▶ [ACTIVITY] Nothing in the listing should be dropped or altered when it is copied.

━━━━━━━━━━

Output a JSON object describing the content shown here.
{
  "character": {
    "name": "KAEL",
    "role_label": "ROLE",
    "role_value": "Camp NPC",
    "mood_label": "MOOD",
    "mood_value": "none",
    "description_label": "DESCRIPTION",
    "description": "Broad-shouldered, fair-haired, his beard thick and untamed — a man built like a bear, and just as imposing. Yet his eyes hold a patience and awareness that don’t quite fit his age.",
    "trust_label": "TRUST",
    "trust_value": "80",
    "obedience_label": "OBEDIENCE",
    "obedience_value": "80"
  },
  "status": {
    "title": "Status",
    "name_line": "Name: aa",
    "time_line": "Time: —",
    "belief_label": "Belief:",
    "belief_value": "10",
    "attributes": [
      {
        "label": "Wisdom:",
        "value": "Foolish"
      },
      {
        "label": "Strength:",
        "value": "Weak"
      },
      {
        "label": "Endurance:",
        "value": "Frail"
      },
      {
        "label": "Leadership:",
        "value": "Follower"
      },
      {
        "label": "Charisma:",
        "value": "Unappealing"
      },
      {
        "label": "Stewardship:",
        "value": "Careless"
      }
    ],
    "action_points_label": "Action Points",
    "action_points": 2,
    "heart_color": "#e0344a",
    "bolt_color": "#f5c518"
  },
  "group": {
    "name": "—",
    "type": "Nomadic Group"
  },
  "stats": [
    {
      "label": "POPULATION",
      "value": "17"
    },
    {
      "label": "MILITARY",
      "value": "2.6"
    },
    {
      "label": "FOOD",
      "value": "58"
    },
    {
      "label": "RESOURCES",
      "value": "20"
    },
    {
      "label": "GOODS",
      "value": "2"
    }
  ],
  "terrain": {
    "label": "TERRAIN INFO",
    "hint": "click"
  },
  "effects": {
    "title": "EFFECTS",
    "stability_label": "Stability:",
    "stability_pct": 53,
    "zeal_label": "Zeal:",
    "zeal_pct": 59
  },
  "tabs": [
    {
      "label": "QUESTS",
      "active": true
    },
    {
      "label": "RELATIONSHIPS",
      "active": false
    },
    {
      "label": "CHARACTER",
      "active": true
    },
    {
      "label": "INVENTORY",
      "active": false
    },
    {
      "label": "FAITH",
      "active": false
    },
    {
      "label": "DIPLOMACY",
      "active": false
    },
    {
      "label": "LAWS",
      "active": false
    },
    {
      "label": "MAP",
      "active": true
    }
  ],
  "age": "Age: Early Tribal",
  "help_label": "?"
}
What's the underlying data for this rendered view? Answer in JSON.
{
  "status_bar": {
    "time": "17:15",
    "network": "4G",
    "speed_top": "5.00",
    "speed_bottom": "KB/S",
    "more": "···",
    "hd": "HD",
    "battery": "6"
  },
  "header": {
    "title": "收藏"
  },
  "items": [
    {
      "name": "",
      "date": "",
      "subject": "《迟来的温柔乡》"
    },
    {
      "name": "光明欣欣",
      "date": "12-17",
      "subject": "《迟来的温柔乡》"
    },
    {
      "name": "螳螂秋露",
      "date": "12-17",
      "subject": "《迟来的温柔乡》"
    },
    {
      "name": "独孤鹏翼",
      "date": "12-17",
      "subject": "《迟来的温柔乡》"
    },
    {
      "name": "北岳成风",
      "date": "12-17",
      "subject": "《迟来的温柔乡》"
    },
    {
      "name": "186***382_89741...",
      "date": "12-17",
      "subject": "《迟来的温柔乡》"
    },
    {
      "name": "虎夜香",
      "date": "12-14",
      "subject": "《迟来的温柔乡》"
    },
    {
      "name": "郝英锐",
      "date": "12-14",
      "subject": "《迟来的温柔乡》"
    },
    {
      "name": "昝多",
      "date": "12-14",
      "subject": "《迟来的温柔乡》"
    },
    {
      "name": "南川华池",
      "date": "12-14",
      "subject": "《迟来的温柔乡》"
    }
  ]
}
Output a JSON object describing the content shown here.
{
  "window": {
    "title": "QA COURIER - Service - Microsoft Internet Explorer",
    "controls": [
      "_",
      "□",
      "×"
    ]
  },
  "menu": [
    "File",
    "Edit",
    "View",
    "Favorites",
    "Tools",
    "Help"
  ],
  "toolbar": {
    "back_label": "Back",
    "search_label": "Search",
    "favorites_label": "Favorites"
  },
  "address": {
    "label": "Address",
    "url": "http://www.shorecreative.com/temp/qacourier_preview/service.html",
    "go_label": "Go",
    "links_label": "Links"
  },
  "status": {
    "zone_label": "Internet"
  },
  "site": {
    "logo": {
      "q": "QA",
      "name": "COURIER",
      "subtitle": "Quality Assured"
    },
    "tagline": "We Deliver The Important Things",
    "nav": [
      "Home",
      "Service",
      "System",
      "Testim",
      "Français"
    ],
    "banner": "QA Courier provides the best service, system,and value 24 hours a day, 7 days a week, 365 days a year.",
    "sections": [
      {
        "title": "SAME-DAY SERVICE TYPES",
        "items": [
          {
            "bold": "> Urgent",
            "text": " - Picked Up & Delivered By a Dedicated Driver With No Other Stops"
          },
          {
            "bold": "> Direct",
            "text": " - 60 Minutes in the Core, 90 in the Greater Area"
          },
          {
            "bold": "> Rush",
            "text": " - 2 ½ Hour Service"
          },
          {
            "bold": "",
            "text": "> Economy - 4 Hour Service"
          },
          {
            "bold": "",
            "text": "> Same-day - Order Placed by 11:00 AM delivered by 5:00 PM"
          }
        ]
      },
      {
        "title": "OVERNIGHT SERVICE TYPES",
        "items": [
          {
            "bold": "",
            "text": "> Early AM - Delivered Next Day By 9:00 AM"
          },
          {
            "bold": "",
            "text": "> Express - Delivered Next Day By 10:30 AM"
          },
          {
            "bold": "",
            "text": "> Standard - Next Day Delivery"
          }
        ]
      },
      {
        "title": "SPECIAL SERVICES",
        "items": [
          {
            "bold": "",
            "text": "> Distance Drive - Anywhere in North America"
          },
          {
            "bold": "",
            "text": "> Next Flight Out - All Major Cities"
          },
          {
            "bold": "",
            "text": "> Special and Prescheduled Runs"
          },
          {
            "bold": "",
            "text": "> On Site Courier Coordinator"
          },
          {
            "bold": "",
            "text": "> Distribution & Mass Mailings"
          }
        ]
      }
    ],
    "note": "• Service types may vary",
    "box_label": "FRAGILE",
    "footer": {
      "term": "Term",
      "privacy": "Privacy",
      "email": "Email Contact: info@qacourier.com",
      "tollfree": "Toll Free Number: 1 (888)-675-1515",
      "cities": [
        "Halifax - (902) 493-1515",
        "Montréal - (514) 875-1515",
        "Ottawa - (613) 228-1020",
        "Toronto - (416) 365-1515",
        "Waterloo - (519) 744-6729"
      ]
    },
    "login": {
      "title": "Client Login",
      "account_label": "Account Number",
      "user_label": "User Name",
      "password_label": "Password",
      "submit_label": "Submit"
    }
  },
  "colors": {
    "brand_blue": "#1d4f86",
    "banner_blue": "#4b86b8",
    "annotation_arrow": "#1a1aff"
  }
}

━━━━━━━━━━

▶ [RESPONSE BELOW]
Output a JSON object describing the content shown here.
{
  "character": {
    "name": "KAEL",
    "role_label": "ROLE",
    "role_value": "Camp NPC",
    "mood_label": "MOOD",
    "mood_value": "none",
    "description_label": "DESCRIPTION",
    "description": "Broad-shouldered, fair-haired, his beard thick and untamed — a man built like a bear, and just as imposing. Yet his eyes hold a patience and awareness that don’t quite fit his age.",
    "trust_label": "TRUST",
    "trust_value": "80",
    "obedience_label": "OBEDIENCE",
    "obedience_value": "80"
  },
  "status": {
    "title": "Status",
    "name_line": "Name: aa",
    "time_line": "Time: —",
    "belief_label": "Belief:",
    "belief_value": "10",
    "attributes": [
      {
        "label": "Wisdom:",
        "value": "Foolish"
      },
      {
        "label": "Strength:",
        "value": "Weak"
      },
      {
        "label": "Endurance:",
        "value": "Frail"
      },
      {
        "label": "Leadership:",
        "value": "Follower"
      },
      {
        "label": "Charisma:",
        "value": "Unappealing"
      },
      {
        "label": "Stewardship:",
        "value": "Careless"
      }
    ],
    "action_points_label": "Action Points",
    "action_points": 2,
    "heart_color": "#e0344a",
    "bolt_color": "#f5c518"
  },
  "group": {
    "name": "—",
    "type": "Nomadic Group"
  },
  "stats": [
    {
      "label": "POPULATION",
      "value": "17"
    },
    {
      "label": "MILITARY",
      "value": "2.6"
    },
    {
      "label": "FOOD",
      "value": "58"
    },
    {
      "label": "RESOURCES",
      "value": "20"
    },
    {
      "label": "GOODS",
      "value": "2"
    }
  ],
  "terrain": {
    "label": "TERRAIN INFO",
    "hint": "click"
  },
  "effects": {
    "title": "EFFECTS",
    "stability_label": "Stability:",
    "stability_pct": 53,
    "zeal_label": "Zeal:",
    "zeal_pct": 59
  },
  "tabs": [
    {
      "label": "QUESTS",
      "active": true
    },
    {
      "label": "RELATIONSHIPS",
      "active": false
    },
    {
      "label": "CHARACTER",
      "active": true
    },
    {
      "label": "INVENTORY",
      "active": false
    },
    {
      "label": "FAITH",
      "active": false
    },
    {
      "label": "DIPLOMACY",
      "active": false
    },
    {
      "label": "LAWS",
      "active": false
    },
    {
      "label": "MAP",
      "active": true
    }
  ],
  "age": "Age: Early Tribal",
  "help_label": "?"
}
What's the underlying data for this rendered view? Answer in JSON.
{
  "status_bar": {
    "time": "17:15",
    "network": "4G",
    "speed_top": "5.00",
    "speed_bottom": "KB/S",
    "more": "···",
    "hd": "HD",
    "battery": "6"
  },
  "header": {
    "title": "收藏"
  },
  "items": [
    {
      "name": "",
      "date": "",
      "subject": "《迟来的温柔乡》"
    },
    {
      "name": "光明欣欣",
      "date": "12-17",
      "subject": "《迟来的温柔乡》"
    },
    {
      "name": "螳螂秋露",
      "date": "12-17",
      "subject": "《迟来的温柔乡》"
    },
    {
      "name": "独孤鹏翼",
      "date": "12-17",
      "subject": "《迟来的温柔乡》"
    },
    {
      "name": "北岳成风",
      "date": "12-17",
      "subject": "《迟来的温柔乡》"
    },
    {
      "name": "186***382_89741...",
      "date": "12-17",
      "subject": "《迟来的温柔乡》"
    },
    {
      "name": "虎夜香",
      "date": "12-14",
      "subject": "《迟来的温柔乡》"
    },
    {
      "name": "郝英锐",
      "date": "12-14",
      "subject": "《迟来的温柔乡》"
    },
    {
      "name": "昝多",
      "date": "12-14",
      "subject": "《迟来的温柔乡》"
    },
    {
      "name": "南川华池",
      "date": "12-14",
      "subject": "《迟来的温柔乡》"
    }
  ]
}
Output a JSON object describing the content shown here.
{
  "window": {
    "title": "QA COURIER - Service - Microsoft Internet Explorer",
    "controls": [
      "_",
      "□",
      "×"
    ]
  },
  "menu": [
    "File",
    "Edit",
    "View",
    "Favorites",
    "Tools",
    "Help"
  ],
  "toolbar": {
    "back_label": "Back",
    "search_label": "Search",
    "favorites_label": "Favorites"
  },
  "address": {
    "label": "Address",
    "url": "http://www.shorecreative.com/temp/qacourier_preview/service.html",
    "go_label": "Go",
    "links_label": "Links"
  },
  "status": {
    "zone_label": "Internet"
  },
  "site": {
    "logo": {
      "q": "QA",
      "name": "COURIER",
      "subtitle": "Quality Assured"
    },
    "tagline": "We Deliver The Important Things",
    "nav": [
      "Home",
      "Service",
      "System",
      "Testim",
      "Français"
    ],
    "banner": "QA Courier provides the best service, system,and value 24 hours a day, 7 days a week, 365 days a year.",
    "sections": [
      {
        "title": "SAME-DAY SERVICE TYPES",
        "items": [
          {
            "bold": "> Urgent",
            "text": " - Picked Up & Delivered By a Dedicated Driver With No Other Stops"
          },
          {
            "bold": "> Direct",
            "text": " - 60 Minutes in the Core, 90 in the Greater Area"
          },
          {
            "bold": "> Rush",
            "text": " - 2 ½ Hour Service"
          },
          {
            "bold": "",
            "text": "> Economy - 4 Hour Service"
          },
          {
            "bold": "",
            "text": "> Same-day - Order Placed by 11:00 AM delivered by 5:00 PM"
          }
        ]
      },
      {
        "title": "OVERNIGHT SERVICE TYPES",
        "items": [
          {
            "bold": "",
            "text": "> Early AM - Delivered Next Day By 9:00 AM"
          },
          {
            "bold": "",
            "text": "> Express - Delivered Next Day By 10:30 AM"
          },
          {
            "bold": "",
            "text": "> Standard - Next Day Delivery"
          }
        ]
      },
      {
        "title": "SPECIAL SERVICES",
        "items": [
          {
            "bold": "",
            "text": "> Distance Drive - Anywhere in North America"
          },
          {
            "bold": "",
            "text": "> Next Flight Out - All Major Cities"
          },
          {
            "bold": "",
            "text": "> Special and Prescheduled Runs"
          },
          {
            "bold": "",
            "text": "> On Site Courier Coordinator"
          },
          {
            "bold": "",
            "text": "> Distribution & Mass Mailings"
          }
        ]
      }
    ],
    "note": "• Service types may vary",
    "box_label": "FRAGILE",
    "footer": {
      "term": "Term",
      "privacy": "Privacy",
      "email": "Email Contact: info@qacourier.com",
      "tollfree": "Toll Free Number: 1 (888)-675-1515",
      "cities": [
        "Halifax - (902) 493-1515",
        "Montréal - (514) 875-1515",
        "Ottawa - (613) 228-1020",
        "Toronto - (416) 365-1515",
        "Waterloo - (519) 744-6729"
      ]
    },
    "login": {
      "title": "Client Login",
      "account_label": "Account Number",
      "user_label": "User Name",
      "password_label": "Password",
      "submit_label": "Submit"
    }
  },
  "colors": {
    "brand_blue": "#1d4f86",
    "banner_blue": "#4b86b8",
    "annotation_arrow": "#1a1aff"
  }
}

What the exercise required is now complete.